Whenever a line of the data below holds the string "SMOKED", copy that line.

Items from an interface collection:
== Segment start ==
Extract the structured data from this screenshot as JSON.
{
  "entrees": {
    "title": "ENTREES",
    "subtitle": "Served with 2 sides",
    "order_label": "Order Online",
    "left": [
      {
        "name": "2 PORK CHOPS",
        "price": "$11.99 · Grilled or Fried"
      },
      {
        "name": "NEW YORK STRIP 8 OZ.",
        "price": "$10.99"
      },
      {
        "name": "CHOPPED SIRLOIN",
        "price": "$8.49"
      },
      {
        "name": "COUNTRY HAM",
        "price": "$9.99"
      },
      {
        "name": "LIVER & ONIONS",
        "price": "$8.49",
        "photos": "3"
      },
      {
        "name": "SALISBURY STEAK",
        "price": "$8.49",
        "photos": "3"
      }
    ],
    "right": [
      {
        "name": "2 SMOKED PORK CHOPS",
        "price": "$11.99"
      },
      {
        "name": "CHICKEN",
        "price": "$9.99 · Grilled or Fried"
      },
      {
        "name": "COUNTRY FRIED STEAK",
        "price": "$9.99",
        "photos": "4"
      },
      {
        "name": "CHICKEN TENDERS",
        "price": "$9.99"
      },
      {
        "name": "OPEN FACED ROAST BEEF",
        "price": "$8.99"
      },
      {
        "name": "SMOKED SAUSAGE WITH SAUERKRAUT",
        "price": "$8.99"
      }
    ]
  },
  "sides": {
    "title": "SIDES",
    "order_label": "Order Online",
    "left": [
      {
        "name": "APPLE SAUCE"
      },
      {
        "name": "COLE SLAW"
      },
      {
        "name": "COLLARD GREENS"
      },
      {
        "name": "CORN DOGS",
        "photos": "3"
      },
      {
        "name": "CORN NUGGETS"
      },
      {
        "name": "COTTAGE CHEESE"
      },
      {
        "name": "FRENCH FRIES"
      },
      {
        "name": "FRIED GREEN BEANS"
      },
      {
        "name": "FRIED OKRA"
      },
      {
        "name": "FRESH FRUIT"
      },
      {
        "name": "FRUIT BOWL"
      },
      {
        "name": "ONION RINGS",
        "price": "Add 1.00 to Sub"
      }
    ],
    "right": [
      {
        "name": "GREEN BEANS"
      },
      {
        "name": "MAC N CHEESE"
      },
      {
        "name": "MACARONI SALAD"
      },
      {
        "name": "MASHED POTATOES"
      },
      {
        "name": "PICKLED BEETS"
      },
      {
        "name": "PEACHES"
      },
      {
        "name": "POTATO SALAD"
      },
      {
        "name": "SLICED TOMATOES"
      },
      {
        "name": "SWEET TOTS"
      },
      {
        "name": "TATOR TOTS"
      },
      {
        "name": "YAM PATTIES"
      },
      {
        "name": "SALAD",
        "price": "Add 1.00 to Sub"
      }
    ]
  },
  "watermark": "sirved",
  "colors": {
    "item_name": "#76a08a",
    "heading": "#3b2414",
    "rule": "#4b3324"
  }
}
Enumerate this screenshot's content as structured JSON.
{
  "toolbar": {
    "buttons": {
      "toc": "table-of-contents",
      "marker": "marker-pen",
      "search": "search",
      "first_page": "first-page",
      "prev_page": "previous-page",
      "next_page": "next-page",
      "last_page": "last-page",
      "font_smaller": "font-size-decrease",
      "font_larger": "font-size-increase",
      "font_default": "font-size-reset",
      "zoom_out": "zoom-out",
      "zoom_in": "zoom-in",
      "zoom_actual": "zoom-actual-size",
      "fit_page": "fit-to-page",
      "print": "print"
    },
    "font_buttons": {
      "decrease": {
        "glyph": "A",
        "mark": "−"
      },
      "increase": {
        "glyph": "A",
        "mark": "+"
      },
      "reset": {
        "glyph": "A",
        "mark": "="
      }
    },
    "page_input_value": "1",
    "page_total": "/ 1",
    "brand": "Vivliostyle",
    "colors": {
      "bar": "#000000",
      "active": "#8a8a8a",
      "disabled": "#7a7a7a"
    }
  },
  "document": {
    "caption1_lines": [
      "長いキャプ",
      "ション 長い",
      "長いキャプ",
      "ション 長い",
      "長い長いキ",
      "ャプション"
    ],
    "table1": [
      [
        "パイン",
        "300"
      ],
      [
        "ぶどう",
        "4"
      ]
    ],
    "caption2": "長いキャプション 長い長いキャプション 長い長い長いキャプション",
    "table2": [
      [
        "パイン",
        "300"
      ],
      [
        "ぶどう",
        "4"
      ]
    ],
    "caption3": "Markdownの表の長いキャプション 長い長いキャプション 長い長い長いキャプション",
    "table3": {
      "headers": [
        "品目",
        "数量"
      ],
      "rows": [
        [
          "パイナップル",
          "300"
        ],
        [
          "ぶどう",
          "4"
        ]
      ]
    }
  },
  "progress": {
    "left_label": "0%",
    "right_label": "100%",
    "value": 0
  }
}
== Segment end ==
ANSWER SECTION »
        "name": "2 SMOKED PORK CHOPS",
        "name": "SMOKED SAUSAGE WITH SAUERKRAUT",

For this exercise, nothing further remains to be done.